(Collection entries)
Segment Open
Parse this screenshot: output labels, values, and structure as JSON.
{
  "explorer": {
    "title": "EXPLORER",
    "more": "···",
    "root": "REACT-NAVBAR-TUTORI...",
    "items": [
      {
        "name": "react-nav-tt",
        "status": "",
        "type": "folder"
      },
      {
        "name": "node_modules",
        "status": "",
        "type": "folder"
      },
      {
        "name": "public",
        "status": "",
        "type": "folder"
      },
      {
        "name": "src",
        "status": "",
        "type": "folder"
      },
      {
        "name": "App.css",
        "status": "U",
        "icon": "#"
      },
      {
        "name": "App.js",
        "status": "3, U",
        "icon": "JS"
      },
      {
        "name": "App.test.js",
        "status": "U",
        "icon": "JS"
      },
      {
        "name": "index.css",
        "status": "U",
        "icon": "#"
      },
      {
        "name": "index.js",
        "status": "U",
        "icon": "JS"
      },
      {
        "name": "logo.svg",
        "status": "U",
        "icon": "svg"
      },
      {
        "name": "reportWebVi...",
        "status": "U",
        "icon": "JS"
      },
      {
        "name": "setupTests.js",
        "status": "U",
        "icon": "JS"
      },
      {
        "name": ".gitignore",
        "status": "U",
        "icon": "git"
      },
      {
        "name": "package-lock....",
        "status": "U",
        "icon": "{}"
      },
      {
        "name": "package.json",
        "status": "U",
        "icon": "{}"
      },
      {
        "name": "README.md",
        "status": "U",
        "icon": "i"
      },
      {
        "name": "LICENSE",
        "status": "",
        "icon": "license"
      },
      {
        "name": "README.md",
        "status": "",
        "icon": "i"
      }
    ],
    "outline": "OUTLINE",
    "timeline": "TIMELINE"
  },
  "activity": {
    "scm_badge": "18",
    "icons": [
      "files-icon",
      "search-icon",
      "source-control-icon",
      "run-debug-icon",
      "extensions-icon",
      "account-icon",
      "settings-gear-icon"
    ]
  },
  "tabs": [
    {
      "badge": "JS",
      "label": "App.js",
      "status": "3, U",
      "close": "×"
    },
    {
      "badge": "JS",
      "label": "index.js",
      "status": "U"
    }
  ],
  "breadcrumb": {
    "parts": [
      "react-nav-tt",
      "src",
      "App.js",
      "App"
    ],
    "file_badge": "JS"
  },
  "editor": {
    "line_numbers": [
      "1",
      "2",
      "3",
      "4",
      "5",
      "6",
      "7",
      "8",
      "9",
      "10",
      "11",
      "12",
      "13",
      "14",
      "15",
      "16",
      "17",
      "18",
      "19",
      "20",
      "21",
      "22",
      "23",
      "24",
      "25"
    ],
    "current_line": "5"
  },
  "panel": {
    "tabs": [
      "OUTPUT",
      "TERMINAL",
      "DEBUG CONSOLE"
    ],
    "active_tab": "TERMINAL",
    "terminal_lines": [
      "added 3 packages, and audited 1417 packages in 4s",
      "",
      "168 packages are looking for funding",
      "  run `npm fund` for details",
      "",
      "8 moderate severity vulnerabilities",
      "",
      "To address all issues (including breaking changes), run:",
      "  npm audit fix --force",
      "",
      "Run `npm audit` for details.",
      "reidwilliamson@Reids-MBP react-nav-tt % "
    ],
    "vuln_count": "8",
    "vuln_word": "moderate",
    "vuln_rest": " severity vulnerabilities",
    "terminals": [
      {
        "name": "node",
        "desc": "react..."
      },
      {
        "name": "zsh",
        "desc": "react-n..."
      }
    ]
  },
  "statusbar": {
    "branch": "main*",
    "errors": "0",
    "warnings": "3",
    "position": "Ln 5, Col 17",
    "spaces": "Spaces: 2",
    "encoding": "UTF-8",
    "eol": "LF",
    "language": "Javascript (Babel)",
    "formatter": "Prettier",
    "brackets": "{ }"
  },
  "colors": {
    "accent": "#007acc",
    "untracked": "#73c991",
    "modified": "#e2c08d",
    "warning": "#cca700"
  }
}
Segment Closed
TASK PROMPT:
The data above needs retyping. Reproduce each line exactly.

TASK ANSWER:
Parse this screenshot: output labels, values, and structure as JSON.
{
  "explorer": {
    "title": "EXPLORER",
    "more": "···",
    "root": "REACT-NAVBAR-TUTORI...",
    "items": [
      {
        "name": "react-nav-tt",
        "status": "",
        "type": "folder"
      },
      {
        "name": "node_modules",
        "status": "",
        "type": "folder"
      },
      {
        "name": "public",
        "status": "",
        "type": "folder"
      },
      {
        "name": "src",
        "status": "",
        "type": "folder"
      },
      {
        "name": "App.css",
        "status": "U",
        "icon": "#"
      },
      {
        "name": "App.js",
        "status": "3, U",
        "icon": "JS"
      },
      {
        "name": "App.test.js",
        "status": "U",
        "icon": "JS"
      },
      {
        "name": "index.css",
        "status": "U",
        "icon": "#"
      },
      {
        "name": "index.js",
        "status": "U",
        "icon": "JS"
      },
      {
        "name": "logo.svg",
        "status": "U",
        "icon": "svg"
      },
      {
        "name": "reportWebVi...",
        "status": "U",
        "icon": "JS"
      },
      {
        "name": "setupTests.js",
        "status": "U",
        "icon": "JS"
      },
      {
        "name": ".gitignore",
        "status": "U",
        "icon": "git"
      },
      {
        "name": "package-lock....",
        "status": "U",
        "icon": "{}"
      },
      {
        "name": "package.json",
        "status": "U",
        "icon": "{}"
      },
      {
        "name": "README.md",
        "status": "U",
        "icon": "i"
      },
      {
        "name": "LICENSE",
        "status": "",
        "icon": "license"
      },
      {
        "name": "README.md",
        "status": "",
        "icon": "i"
      }
    ],
    "outline": "OUTLINE",
    "timeline": "TIMELINE"
  },
  "activity": {
    "scm_badge": "18",
    "icons": [
      "files-icon",
      "search-icon",
      "source-control-icon",
      "run-debug-icon",
      "extensions-icon",
      "account-icon",
      "settings-gear-icon"
    ]
  },
  "tabs": [
    {
      "badge": "JS",
      "label": "App.js",
      "status": "3, U",
      "close": "×"
    },
    {
      "badge": "JS",
      "label": "index.js",
      "status": "U"
    }
  ],
  "breadcrumb": {
    "parts": [
      "react-nav-tt",
      "src",
      "App.js",
      "App"
    ],
    "file_badge": "JS"
  },
  "editor": {
    "line_numbers": [
      "1",
      "2",
      "3",
      "4",
      "5",
      "6",
      "7",
      "8",
      "9",
      "10",
      "11",
      "12",
      "13",
      "14",
      "15",
      "16",
      "17",
      "18",
      "19",
      "20",
      "21",
      "22",
      "23",
      "24",
      "25"
    ],
    "current_line": "5"
  },
  "panel": {
    "tabs": [
      "OUTPUT",
      "TERMINAL",
      "DEBUG CONSOLE"
    ],
    "active_tab": "TERMINAL",
    "terminal_lines": [
      "added 3 packages, and audited 1417 packages in 4s",
      "",
      "168 packages are looking for funding",
      "  run `npm fund` for details",
      "",
      "8 moderate severity vulnerabilities",
      "",
      "To address all issues (including breaking changes), run:",
      "  npm audit fix --force",
      "",
      "Run `npm audit` for details.",
      "reidwilliamson@Reids-MBP react-nav-tt % "
    ],
    "vuln_count": "8",
    "vuln_word": "moderate",
    "vuln_rest": " severity vulnerabilities",
    "terminals": [
      {
        "name": "node",
        "desc": "react..."
      },
      {
        "name": "zsh",
        "desc": "react-n..."
      }
    ]
  },
  "statusbar": {
    "branch": "main*",
    "errors": "0",
    "warnings": "3",
    "position": "Ln 5, Col 17",
    "spaces": "Spaces: 2",
    "encoding": "UTF-8",
    "eol": "LF",
    "language": "Javascript (Babel)",
    "formatter": "Prettier",
    "brackets": "{ }"
  },
  "colors": {
    "accent": "#007acc",
    "untracked": "#73c991",
    "modified": "#e2c08d",
    "warning": "#cca700"
  }
}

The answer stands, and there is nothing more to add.